When law enforcement officers arrest you for allegedly committing a drug or other crime and take you to jail, you are entitled to bail in most situations. Furthermore, the Eighth Amendment to the US Constitution prohibits the imposition of excessive bail.
Nevertheless, no definition exists as to what constitutes excessive bail. Instead, judges determine this on a case-by-case basis, relying on a variety of factors, including the following:
- The seriousness of your alleged crime
- Your likelihood of fleeing the jurisdiction so as to avoid prosecution
- The likely danger to the community posed by your release on bail
Assuming the judge grants you bail, you should be aware that, as Anytime Bail Bonding, Inc., explains, many kinds of bail bonds exist.
Perhaps the most common bond type is the surety bond.
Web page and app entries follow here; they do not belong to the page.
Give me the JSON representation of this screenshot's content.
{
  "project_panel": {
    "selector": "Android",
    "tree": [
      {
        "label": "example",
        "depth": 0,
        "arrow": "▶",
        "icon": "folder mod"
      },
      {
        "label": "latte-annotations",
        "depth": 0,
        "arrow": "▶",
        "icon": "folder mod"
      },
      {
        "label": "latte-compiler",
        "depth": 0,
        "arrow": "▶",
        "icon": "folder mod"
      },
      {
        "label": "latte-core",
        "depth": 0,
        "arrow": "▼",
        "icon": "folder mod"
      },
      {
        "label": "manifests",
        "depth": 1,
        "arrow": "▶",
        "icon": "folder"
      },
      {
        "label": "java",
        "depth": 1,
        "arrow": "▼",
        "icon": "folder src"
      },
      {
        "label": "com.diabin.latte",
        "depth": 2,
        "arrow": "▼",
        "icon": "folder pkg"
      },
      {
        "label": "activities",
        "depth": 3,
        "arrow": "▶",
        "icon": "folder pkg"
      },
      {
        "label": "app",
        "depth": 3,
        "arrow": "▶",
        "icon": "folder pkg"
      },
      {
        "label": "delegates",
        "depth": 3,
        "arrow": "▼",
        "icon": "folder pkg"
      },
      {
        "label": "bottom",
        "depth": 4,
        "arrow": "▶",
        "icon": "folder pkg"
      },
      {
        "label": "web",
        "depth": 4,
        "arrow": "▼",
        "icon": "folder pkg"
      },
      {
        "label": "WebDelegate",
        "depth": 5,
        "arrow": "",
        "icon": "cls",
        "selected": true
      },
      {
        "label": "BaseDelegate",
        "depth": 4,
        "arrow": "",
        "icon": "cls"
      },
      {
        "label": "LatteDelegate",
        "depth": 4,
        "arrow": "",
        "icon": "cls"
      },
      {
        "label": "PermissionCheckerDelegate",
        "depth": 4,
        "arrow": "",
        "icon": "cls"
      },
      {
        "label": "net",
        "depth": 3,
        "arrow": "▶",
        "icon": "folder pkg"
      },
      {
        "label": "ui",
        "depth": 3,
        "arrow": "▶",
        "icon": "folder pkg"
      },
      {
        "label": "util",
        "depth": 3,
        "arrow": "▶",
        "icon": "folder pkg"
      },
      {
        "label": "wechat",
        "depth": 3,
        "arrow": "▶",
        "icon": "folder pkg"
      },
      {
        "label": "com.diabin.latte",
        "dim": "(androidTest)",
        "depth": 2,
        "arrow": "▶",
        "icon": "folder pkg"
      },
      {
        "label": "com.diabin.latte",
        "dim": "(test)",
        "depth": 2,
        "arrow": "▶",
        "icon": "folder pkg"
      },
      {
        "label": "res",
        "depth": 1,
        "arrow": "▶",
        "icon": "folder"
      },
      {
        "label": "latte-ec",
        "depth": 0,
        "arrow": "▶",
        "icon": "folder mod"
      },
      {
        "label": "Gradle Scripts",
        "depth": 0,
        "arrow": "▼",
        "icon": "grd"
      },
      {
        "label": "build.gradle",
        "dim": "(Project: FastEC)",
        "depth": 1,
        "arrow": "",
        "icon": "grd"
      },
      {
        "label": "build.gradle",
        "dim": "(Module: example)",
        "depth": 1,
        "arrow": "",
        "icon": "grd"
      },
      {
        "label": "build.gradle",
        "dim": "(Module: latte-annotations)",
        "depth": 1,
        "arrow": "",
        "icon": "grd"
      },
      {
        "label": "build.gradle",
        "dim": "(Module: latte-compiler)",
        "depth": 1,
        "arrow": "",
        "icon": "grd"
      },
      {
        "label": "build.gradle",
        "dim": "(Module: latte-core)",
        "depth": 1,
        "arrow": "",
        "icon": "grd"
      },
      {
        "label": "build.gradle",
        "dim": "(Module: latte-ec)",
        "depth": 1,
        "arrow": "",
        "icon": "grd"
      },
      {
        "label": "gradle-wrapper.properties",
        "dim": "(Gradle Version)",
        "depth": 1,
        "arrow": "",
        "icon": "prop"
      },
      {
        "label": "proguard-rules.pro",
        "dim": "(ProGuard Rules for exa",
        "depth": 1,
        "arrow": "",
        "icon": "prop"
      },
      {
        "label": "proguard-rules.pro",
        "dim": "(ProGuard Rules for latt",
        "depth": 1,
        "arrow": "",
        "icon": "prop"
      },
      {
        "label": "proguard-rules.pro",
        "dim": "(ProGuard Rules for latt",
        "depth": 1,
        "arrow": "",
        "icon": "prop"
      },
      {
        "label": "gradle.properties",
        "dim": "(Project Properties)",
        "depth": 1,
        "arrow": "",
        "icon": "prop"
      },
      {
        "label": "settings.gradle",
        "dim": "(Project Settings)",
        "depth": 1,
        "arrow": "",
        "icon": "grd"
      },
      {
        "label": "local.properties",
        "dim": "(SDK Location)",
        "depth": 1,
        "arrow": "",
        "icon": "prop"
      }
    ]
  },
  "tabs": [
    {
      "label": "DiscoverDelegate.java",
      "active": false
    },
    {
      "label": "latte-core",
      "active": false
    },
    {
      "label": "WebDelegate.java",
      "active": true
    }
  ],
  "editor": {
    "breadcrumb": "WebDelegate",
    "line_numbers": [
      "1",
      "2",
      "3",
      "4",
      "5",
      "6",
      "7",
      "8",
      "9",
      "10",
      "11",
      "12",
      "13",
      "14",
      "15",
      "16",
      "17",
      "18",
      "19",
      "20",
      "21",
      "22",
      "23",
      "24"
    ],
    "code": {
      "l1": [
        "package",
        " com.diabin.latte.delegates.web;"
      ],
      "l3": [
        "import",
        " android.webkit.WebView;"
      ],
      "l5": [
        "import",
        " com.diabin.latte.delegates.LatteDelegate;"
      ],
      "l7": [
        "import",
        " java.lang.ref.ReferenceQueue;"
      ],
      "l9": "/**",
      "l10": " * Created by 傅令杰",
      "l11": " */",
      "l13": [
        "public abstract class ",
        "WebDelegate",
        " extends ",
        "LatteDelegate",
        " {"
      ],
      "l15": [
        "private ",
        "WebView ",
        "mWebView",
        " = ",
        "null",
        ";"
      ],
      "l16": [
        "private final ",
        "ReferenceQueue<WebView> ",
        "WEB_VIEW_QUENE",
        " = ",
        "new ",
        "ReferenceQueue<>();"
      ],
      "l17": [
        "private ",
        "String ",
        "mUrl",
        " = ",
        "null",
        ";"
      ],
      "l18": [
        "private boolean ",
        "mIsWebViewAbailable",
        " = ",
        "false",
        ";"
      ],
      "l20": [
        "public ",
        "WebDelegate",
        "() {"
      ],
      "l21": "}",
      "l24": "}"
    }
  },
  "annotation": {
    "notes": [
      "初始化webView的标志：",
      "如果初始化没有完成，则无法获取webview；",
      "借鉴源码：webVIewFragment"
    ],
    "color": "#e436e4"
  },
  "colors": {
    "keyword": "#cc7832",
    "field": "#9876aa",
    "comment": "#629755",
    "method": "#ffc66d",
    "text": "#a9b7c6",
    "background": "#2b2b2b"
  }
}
Here a bail bond company posts your bail for you in exchange for a nominal fee on your part, usually 10% of the bail amount. For all practical purposes, the company guarantees your appearance at all scheduled court hearings.
Sometimes a judge demands payment of your bail’s full amount as a condition of your release. You can pay this amount yourself if you have the resources to do so, but again, most bail bond companies offer this kind of bond as well.
For this type of bond, you put up property you own, usually real estate, as collateral for your promise to appear at all future hearings.
If you face relatively minor charges, the judge may approve your release on your own recognizance, i.e., your personal promise that you will appear at all future hearings. Recognizance “bonds” require no collateral.